Requirement: In the records below, find the line that contains "Extract the structured". Retype that line and all the lines after it through the end, leaving out the pictures.

Dataset records:
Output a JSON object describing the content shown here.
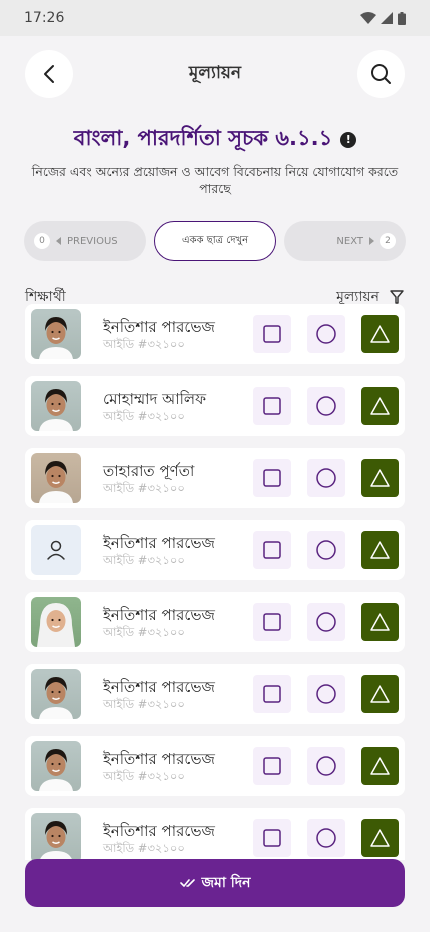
{
  "status_bar": {
    "time": "17:26"
  },
  "header": {
    "title": "মূল্যায়ন"
  },
  "subject": {
    "title": "বাংলা, পারদর্শিতা সূচক ৬.১.১",
    "description": "নিজের এবং অন্যের প্রয়োজন ও  আবেগ বিবেচনায় নিয়ে যোগাযোগ করতে পারছে"
  },
  "pager": {
    "prev_label": "PREVIOUS",
    "prev_count": "0",
    "center_label": "একক ছাত্র দেখুন",
    "next_label": "NEXT",
    "next_count": "2"
  },
  "columns": {
    "student": "শিক্ষার্থী",
    "evaluation": "মূল্যায়ন"
  },
  "students": [
    {
      "name": "ইনতিশার পারভেজ",
      "id": "আইডি #৩২১০০",
      "avatar": "photo-boy",
      "selected": "triangle"
    },
    {
      "name": "মোহাম্মাদ আলিফ",
      "id": "আইডি #৩২১০০",
      "avatar": "photo-boy",
      "selected": "triangle"
    },
    {
      "name": "তাহারাত পূর্ণতা",
      "id": "আইডি #৩২১০০",
      "avatar": "photo-girl",
      "selected": "triangle"
    },
    {
      "name": "ইনতিশার পারভেজ",
      "id": "আইডি #৩২১০০",
      "avatar": "placeholder",
      "selected": "triangle"
    },
    {
      "name": "ইনতিশার পারভেজ",
      "id": "আইডি #৩২১০০",
      "avatar": "photo-hijab",
      "selected": "triangle"
    },
    {
      "name": "ইনতিশার পারভেজ",
      "id": "আইডি #৩২১০০",
      "avatar": "photo-boy",
      "selected": "triangle"
    },
    {
      "name": "ইনতিশার পারভেজ",
      "id": "আইডি #৩২১০০",
      "avatar": "photo-boy",
      "selected": "triangle"
    },
    {
      "name": "ইনতিশার পারভেজ",
      "id": "আইডি #৩২১০০",
      "avatar": "photo-boy",
      "selected": "triangle"
    }
  ],
  "submit": {
    "label": "জমা দিন"
  },
  "colors": {
    "primary": "#6a2391",
    "title": "#4a1577",
    "active_eval": "#3d5a04",
    "eval_bg": "#f5effa"
  }
}
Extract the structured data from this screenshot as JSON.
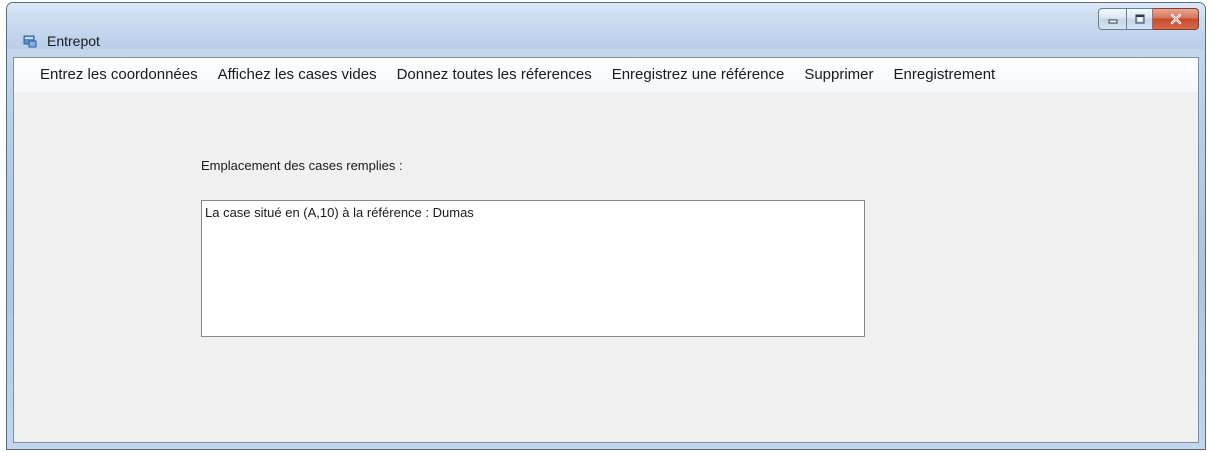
{
  "window": {
    "title": "Entrepot",
    "icon": "app-window-icon",
    "controls": [
      "minimize",
      "maximize",
      "close"
    ]
  },
  "menu": {
    "items": [
      {
        "label": "Entrez les coordonnées"
      },
      {
        "label": "Affichez les cases vides"
      },
      {
        "label": "Donnez toutes les réferences"
      },
      {
        "label": "Enregistrez une référence"
      },
      {
        "label": "Supprimer"
      },
      {
        "label": "Enregistrement"
      }
    ]
  },
  "main": {
    "label": "Emplacement des cases remplies :",
    "list_items": [
      "La case situé en (A,10) à la référence : Dumas"
    ]
  },
  "colors": {
    "client_bg": "#f0f0f0",
    "close_button": "#c84a2e",
    "title_bar": "#c8daee"
  }
}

Written solution:
Extract the structured data from this screenshot as JSON.
{
  "window": {
    "title": "Entrepot",
    "icon": "app-window-icon",
    "controls": [
      "minimize",
      "maximize",
      "close"
    ]
  },
  "menu": {
    "items": [
      {
        "label": "Entrez les coordonnées"
      },
      {
        "label": "Affichez les cases vides"
      },
      {
        "label": "Donnez toutes les réferences"
      },
      {
        "label": "Enregistrez une référence"
      },
      {
        "label": "Supprimer"
      },
      {
        "label": "Enregistrement"
      }
    ]
  },
  "main": {
    "label": "Emplacement des cases remplies :",
    "list_items": [
      "La case situé en (A,10) à la référence : Dumas"
    ]
  },
  "colors": {
    "client_bg": "#f0f0f0",
    "close_button": "#c84a2e",
    "title_bar": "#c8daee"
  }
}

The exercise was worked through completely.